→ **Exercise directions**: All lines in the entries below that hold "退出了群聊" make up the answer.

[Dataset rows for apps and sites]
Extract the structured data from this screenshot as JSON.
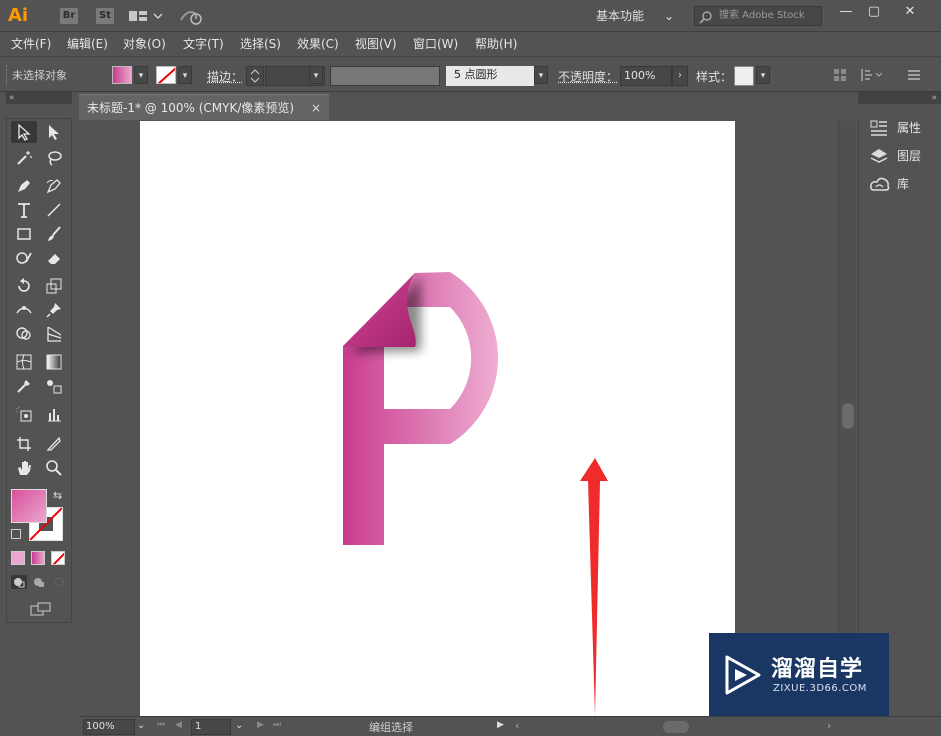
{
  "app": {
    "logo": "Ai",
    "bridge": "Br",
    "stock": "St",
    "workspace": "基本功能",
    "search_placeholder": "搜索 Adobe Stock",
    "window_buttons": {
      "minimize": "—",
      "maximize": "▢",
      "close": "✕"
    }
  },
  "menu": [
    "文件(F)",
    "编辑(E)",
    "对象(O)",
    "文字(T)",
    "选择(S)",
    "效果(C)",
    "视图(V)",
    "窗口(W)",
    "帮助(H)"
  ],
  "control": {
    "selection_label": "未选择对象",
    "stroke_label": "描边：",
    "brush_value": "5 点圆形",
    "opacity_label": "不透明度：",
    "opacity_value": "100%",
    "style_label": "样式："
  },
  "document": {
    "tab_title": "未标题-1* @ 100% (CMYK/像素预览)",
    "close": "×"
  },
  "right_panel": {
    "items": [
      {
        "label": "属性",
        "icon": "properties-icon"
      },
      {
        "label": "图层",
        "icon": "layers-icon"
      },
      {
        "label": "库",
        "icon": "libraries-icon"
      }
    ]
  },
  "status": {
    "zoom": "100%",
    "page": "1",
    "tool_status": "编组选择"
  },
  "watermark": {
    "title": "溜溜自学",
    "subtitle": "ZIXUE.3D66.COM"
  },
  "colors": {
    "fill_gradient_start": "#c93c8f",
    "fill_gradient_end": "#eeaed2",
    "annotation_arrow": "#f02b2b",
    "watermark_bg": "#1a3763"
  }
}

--

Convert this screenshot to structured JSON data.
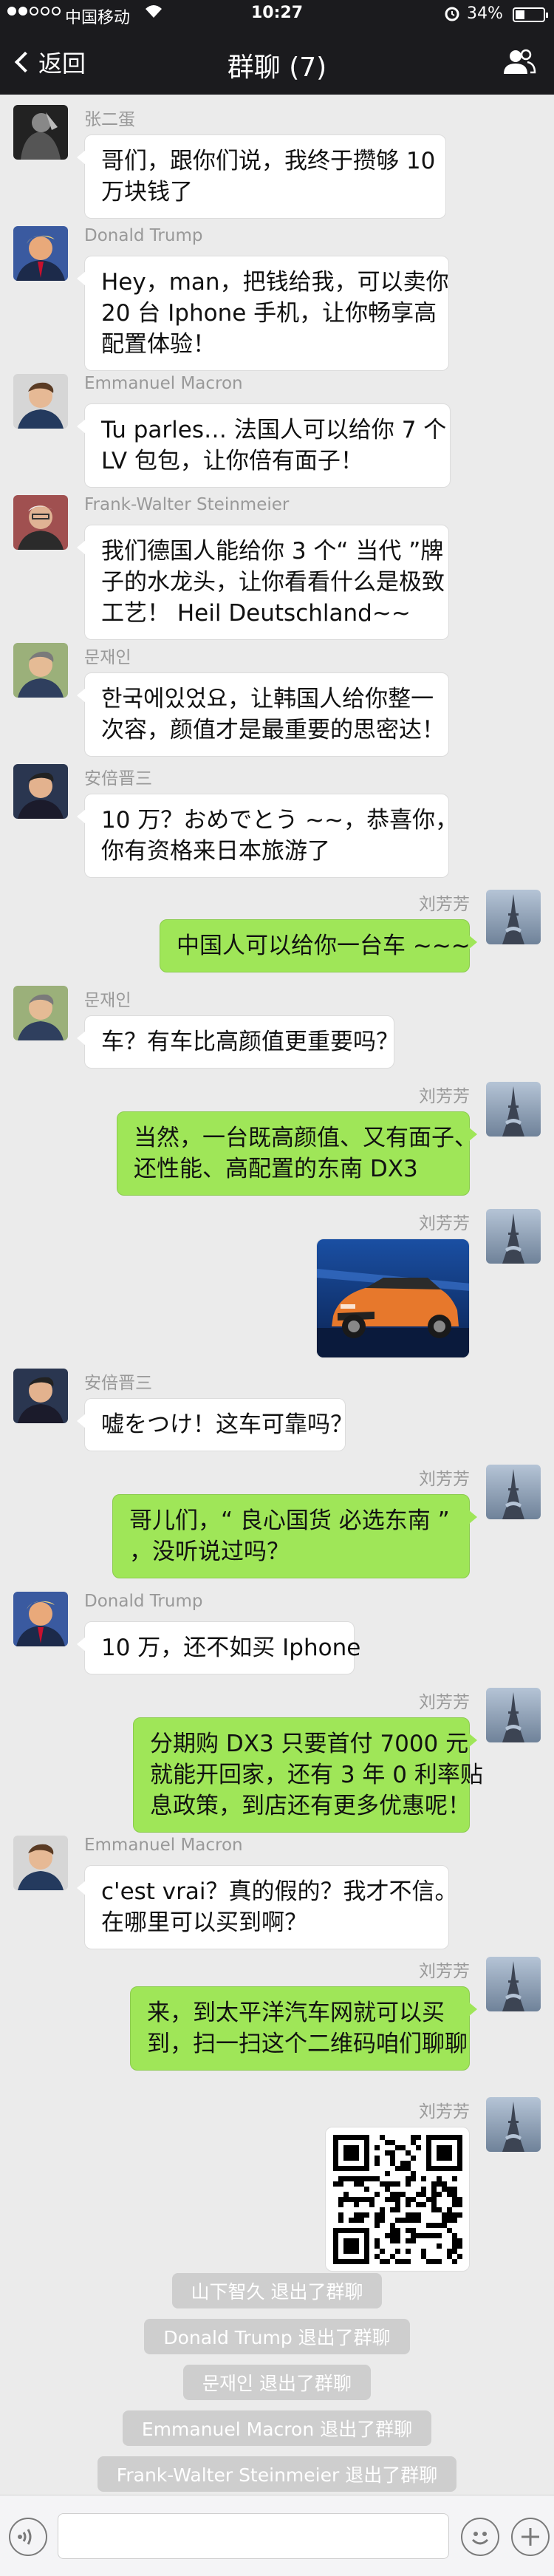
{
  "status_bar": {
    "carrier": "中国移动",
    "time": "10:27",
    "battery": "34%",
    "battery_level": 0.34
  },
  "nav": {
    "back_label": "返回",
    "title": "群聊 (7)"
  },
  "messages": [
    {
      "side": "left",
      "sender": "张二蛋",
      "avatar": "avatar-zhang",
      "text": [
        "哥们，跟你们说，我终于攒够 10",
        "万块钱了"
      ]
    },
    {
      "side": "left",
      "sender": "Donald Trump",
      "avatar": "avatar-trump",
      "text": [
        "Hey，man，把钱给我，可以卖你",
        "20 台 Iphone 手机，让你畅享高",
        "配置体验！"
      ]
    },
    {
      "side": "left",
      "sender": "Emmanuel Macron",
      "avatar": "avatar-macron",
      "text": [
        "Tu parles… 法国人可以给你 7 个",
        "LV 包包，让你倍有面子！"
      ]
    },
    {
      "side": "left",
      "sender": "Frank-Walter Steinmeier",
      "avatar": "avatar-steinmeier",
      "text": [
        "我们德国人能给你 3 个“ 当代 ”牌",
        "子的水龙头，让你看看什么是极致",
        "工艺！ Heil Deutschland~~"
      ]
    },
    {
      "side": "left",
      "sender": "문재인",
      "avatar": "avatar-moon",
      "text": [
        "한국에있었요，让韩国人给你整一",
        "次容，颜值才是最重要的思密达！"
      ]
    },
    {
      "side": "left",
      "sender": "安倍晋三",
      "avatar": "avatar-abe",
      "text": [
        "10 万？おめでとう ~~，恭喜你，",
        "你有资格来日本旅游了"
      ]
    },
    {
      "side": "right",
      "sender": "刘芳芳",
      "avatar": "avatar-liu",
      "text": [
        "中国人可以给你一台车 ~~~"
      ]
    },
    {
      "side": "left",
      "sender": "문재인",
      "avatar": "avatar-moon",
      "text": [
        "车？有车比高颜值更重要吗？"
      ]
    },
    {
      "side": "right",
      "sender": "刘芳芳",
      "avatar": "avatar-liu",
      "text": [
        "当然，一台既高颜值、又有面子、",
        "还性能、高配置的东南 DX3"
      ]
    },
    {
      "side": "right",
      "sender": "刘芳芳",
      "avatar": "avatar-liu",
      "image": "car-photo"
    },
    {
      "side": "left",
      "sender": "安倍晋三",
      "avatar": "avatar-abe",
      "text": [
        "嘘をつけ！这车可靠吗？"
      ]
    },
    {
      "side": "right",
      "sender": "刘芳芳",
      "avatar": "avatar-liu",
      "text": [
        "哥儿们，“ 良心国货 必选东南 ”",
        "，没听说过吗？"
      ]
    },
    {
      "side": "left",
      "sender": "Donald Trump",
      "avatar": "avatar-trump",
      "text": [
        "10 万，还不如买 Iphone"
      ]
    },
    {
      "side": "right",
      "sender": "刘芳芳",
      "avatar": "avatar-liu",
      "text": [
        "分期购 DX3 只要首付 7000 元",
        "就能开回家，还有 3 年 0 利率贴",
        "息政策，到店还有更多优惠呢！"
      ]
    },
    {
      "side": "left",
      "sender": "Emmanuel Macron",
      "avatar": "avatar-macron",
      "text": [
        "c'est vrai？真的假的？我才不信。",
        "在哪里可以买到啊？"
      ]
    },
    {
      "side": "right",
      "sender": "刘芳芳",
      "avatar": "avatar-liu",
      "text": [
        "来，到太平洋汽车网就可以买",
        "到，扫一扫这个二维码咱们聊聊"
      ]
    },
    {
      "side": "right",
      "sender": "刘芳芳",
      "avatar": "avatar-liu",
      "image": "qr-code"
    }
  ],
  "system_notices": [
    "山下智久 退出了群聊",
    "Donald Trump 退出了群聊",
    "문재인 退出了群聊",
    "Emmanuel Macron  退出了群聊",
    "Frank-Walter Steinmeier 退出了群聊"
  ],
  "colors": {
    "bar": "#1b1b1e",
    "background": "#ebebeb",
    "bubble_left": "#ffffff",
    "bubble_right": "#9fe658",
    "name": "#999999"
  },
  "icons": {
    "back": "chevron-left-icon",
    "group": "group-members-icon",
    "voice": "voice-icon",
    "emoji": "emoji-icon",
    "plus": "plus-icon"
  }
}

→ **Problem solution**:
    "山下智久 退出了群聊",
    "Donald Trump 退出了群聊",
    "문재인 退出了群聊",
    "Emmanuel Macron  退出了群聊",
    "Frank-Walter Steinmeier 退出了群聊"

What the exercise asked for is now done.